OXFORD — Selectwoman Samantha Hewey said the town must offer competitive wages to its police officers if they hope to continue to draw qualified candidates to the pool.

The reality, she said, is that Oxford offers only about $2 more to its starting police officers than the minimum starting pay for some WalMart jobs.

“How can we become a better employer and more marketable,” she asked her fellow board members at the December 6 board meeting.

The issue was raised by Hewey when Selectman Scott Hunter brought up the issue of filling a vacancy in the department.

The question prompted the broader question by Hewey,who after attending a recent job fair realized that Walmart was offering jobs at $16 to $17 per hour. The starting pay for a police officer in Oxford is $18.87 for academy trained first-year candidates.

“You’ve got to make it so there is a reason for coming,” agreed Captain Ricky Jack who attended the meeting in the absence of Chief Michael Ward to address the new hire issues.

Town Manager Butch Asselin, who previously worked almost 40 years in law enforcement – including as police chief in Skowhegan and Houlton – said the problem with attracting candidates is not new.

“This has always been happening,” he said.

Where one police chief might be offered $56,000,  another in southern Maine could be paid $130,000, he said.

“You can’t compete,” Asselin said of the salary differences between regions and high and low populated cities and towns.

In addition to pay, contracts may differ in terms of benefits such as additional pay for night shift differential, court time, educational stipends, specialty pay or overtime – all factors that can significantly increase an officer’s pay. For lateral applicants, some departments recognize prior municipal law enforcement.

In Norway, Town Manager Dennis Lajoie said the current police contract, which expires on June 30, 2019, calls for a starting salary of $18.17 per hour for a patrol officer. But unlike some other towns, Norway pays its employee’s health insurance at 100 percent. If there is a spouse or children under the plan, the town pays 60 percent and the employee pays 40 percent.

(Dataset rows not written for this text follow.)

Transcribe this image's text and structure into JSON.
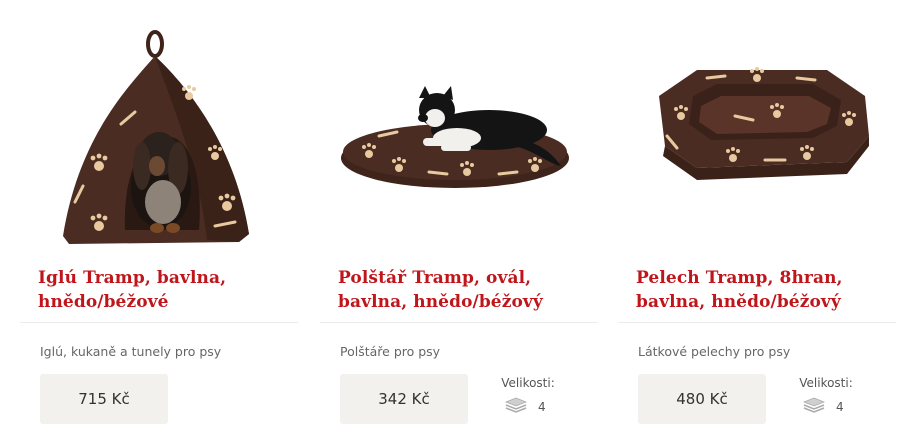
{
  "products": [
    {
      "title_line1": "Iglú Tramp, bavlna,",
      "title_line2": "hnědo/béžové",
      "category": "Iglú, kukaně a tunely pro psy",
      "price": "715 Kč",
      "image_icon": "igloo-dog-bed-image"
    },
    {
      "title_line1": "Polštář Tramp, ovál,",
      "title_line2": "bavlna, hnědo/béžový",
      "category": "Polštáře pro psy",
      "price": "342 Kč",
      "sizes_label": "Velikosti:",
      "sizes_count": "4",
      "image_icon": "oval-cushion-dog-image"
    },
    {
      "title_line1": "Pelech Tramp, 8hran,",
      "title_line2": "bavlna, hnědo/béžový",
      "category": "Látkové pelechy pro psy",
      "price": "480 Kč",
      "sizes_label": "Velikosti:",
      "sizes_count": "4",
      "image_icon": "octagon-dog-bed-image"
    }
  ],
  "colors": {
    "title": "#c0161b",
    "bed_brown": "#4a2c22",
    "paw_beige": "#e8c9a0",
    "price_bg": "#f3f1ee"
  }
}
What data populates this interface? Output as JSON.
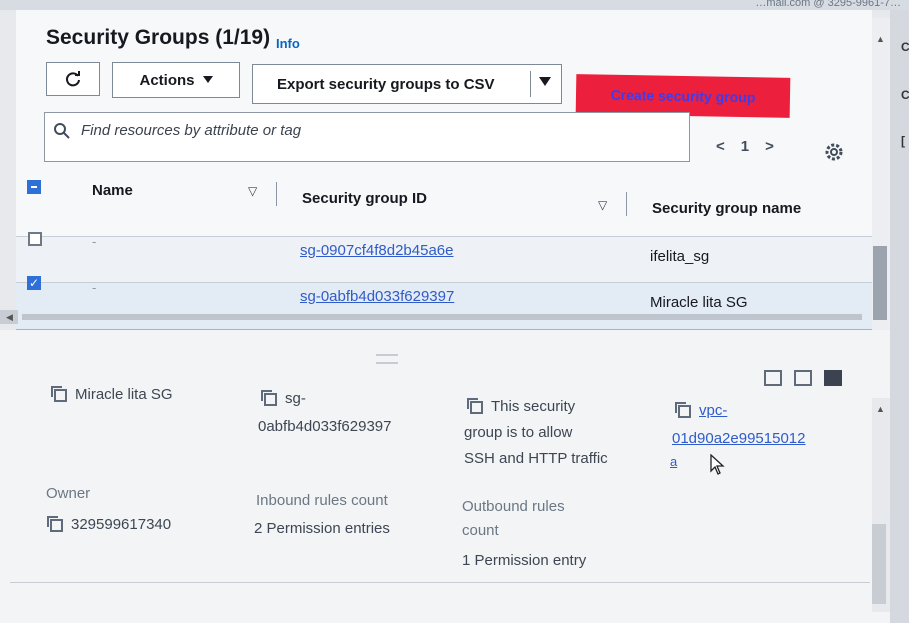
{
  "account_email": "…mail.com @ 3295-9961-7…",
  "header": {
    "title": "Security Groups",
    "count": "(1/19)",
    "info_label": "Info"
  },
  "toolbar": {
    "actions_label": "Actions",
    "export_label": "Export security groups to CSV",
    "create_label": "Create security group"
  },
  "search": {
    "placeholder": "Find resources by attribute or tag"
  },
  "pagination": {
    "prev": "<",
    "page": "1",
    "next": ">"
  },
  "table": {
    "columns": [
      "Name",
      "Security group ID",
      "Security group name"
    ],
    "rows": [
      {
        "name": "-",
        "id": "sg-0907cf4f8d2b45a6e",
        "group_name": "ifelita_sg",
        "selected": false
      },
      {
        "name": "-",
        "id": "sg-0abfb4d033f629397",
        "group_name": "Miracle lita SG",
        "selected": true
      }
    ]
  },
  "details": {
    "name": "Miracle lita SG",
    "id_line1": "sg-",
    "id_line2": "0abfb4d033f629397",
    "description_line1": "This security",
    "description_line2": "group is to allow",
    "description_line3": "SSH and HTTP traffic",
    "vpc_line1": "vpc-",
    "vpc_line2": "01d90a2e99515012",
    "vpc_line3": "a",
    "owner_label": "Owner",
    "owner_value": "329599617340",
    "inbound_label": "Inbound rules count",
    "inbound_value": "2 Permission entries",
    "outbound_label_line1": "Outbound rules",
    "outbound_label_line2": "count",
    "outbound_value": "1 Permission entry"
  },
  "right_edge_letters": [
    "C",
    "C",
    "["
  ],
  "colors": {
    "create_button": "#ec1f3c",
    "link": "#2f5cc9",
    "checkbox": "#2f6fd8"
  }
}
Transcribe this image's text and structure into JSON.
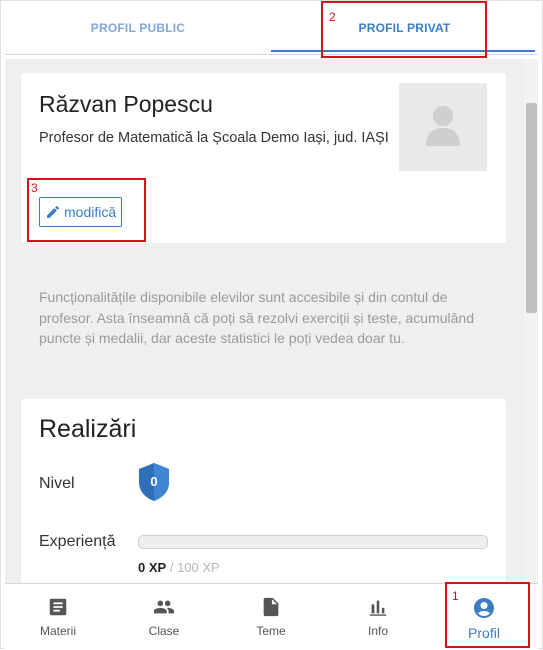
{
  "tabs": {
    "public_label": "PROFIL PUBLIC",
    "private_label": "PROFIL PRIVAT",
    "active": "PROFIL PRIVAT"
  },
  "profile": {
    "name": "Răzvan Popescu",
    "description": "Profesor de Matematică la Școala Demo Iași, jud. IAȘI",
    "edit_label": "modifică"
  },
  "info_text": "Funcționalitățile disponibile elevilor sunt accesibile și din contul de profesor. Asta înseamnă că poți să rezolvi exerciții și teste, acumulând puncte și medalii, dar aceste statistici le poți vedea doar tu.",
  "achievements": {
    "title": "Realizări",
    "level_label": "Nivel",
    "level_value": "0",
    "xp_label": "Experiență",
    "xp_current": "0 XP",
    "xp_separator": "/",
    "xp_max": "100 XP",
    "xp_progress_fraction": 0
  },
  "bottom_nav": {
    "items": [
      {
        "label": "Materii",
        "icon": "book-icon"
      },
      {
        "label": "Clase",
        "icon": "group-icon"
      },
      {
        "label": "Teme",
        "icon": "document-icon"
      },
      {
        "label": "Info",
        "icon": "bar-chart-icon"
      },
      {
        "label": "Profil",
        "icon": "account-circle-icon"
      }
    ],
    "active": "Profil"
  },
  "annotations": [
    "1",
    "2",
    "3"
  ],
  "colors": {
    "accent": "#3b7ec4",
    "annotation": "#d0141a",
    "background": "#efefef"
  }
}
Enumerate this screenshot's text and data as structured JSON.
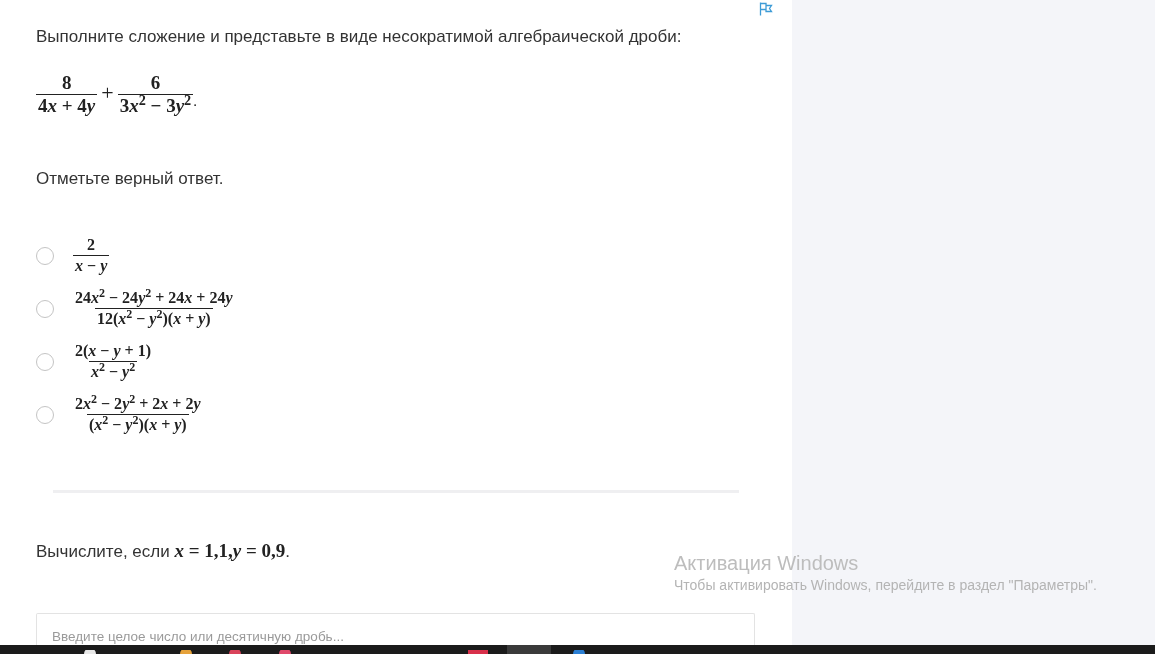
{
  "task_1": {
    "instruction": "Выполните сложение и представьте в виде несократимой алгебраической дроби:",
    "expression": [
      {
        "kind": "fraction",
        "numerator": "8",
        "denominator": "4x + 4y"
      },
      {
        "kind": "operator",
        "text": "+"
      },
      {
        "kind": "fraction",
        "numerator": "6",
        "denominator": "3x$^{2}$ − 3y$^{2}$"
      },
      {
        "kind": "punct",
        "text": "."
      }
    ],
    "prompt": "Отметьте верный ответ.",
    "options": [
      {
        "numerator": "2",
        "denominator": "x − y",
        "selected": false
      },
      {
        "numerator": "24x$^{2}$ − 24y$^{2}$ + 24x + 24y",
        "denominator": "12(x$^{2}$ − y$^{2}$)(x + y)",
        "selected": false
      },
      {
        "numerator": "2(x − y + 1)",
        "denominator": "x$^{2}$ − y$^{2}$",
        "selected": false
      },
      {
        "numerator": "2x$^{2}$ − 2y$^{2}$ + 2x + 2y",
        "denominator": "(x$^{2}$ − y$^{2}$)(x + y)",
        "selected": false
      }
    ]
  },
  "task_2": {
    "prompt": "Вычислите, если",
    "condition": "x = 1,1,y = 0,9",
    "end": ".",
    "answer_field": {
      "placeholder": "Введите целое число или десятичную дробь..."
    }
  },
  "os_notice": {
    "title": "Активация Windows",
    "text": "Чтобы активировать Windows, перейдите в раздел \"Параметры\"."
  }
}
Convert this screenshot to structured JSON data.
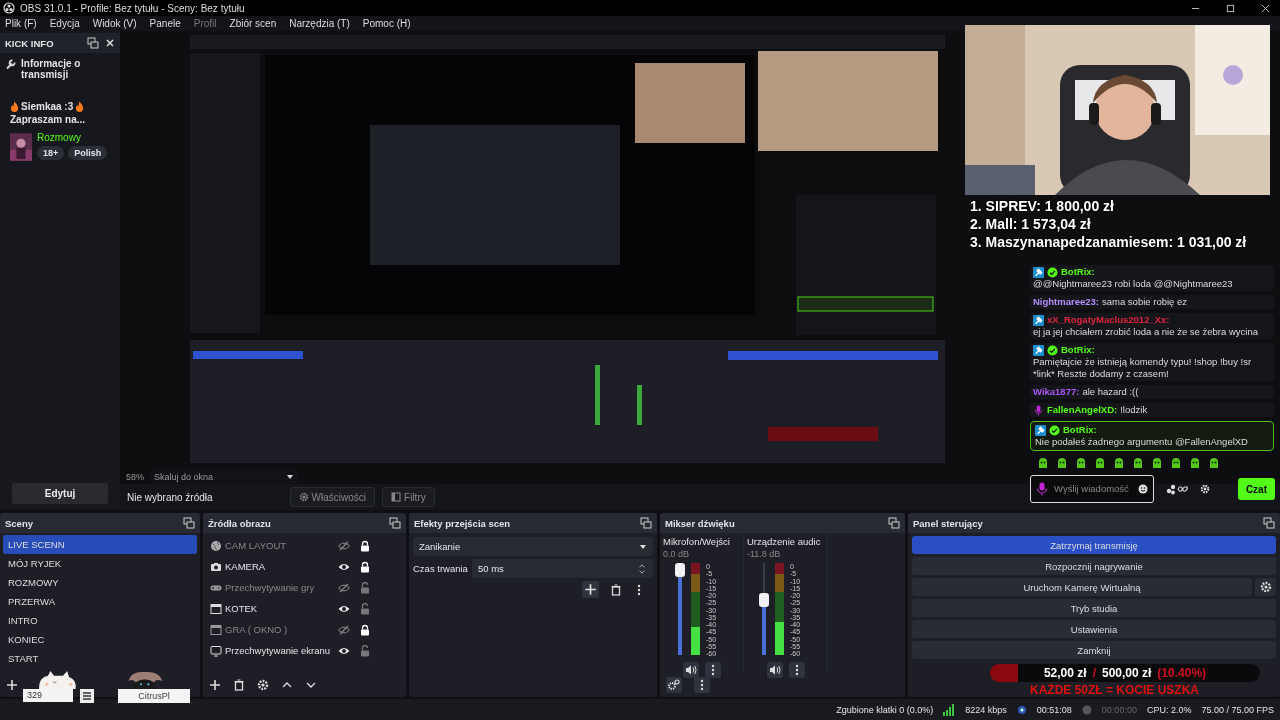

In Paris, where  negotiations continue on a contract that expired in June of 2016, the starting pay is $18.53 for a patrolman with up to one year experience. The town pays 60 percent of the health insurance while the officers pay 40 percent,

However larger cities offer higher starting salaries.

In the city of Portland, for example, police officers with zero to three years experience will receive  $23.87 as of January 6, 2019, according to their contract. The City of Bangor is currently advertising for pre-academy training starting salaries  beginning at $832.00 (or $20.80 per hour) to $849.20 per week depending on experience and qualifications.

In Saco, the contract, which expired June 30 of this year, calls for a starting hourly salary for patrolman in 2017 of $23.25. In York, the  contract that expired on June 30, 2018 called for a starting pay of $21.19 for a patrol officer.

Negotiations for a new police union contract in  Oxford are expected to get underway soon. The contract expires on June 30, 2019, according to information from Asselin.

ldixon@sunmediagroup.net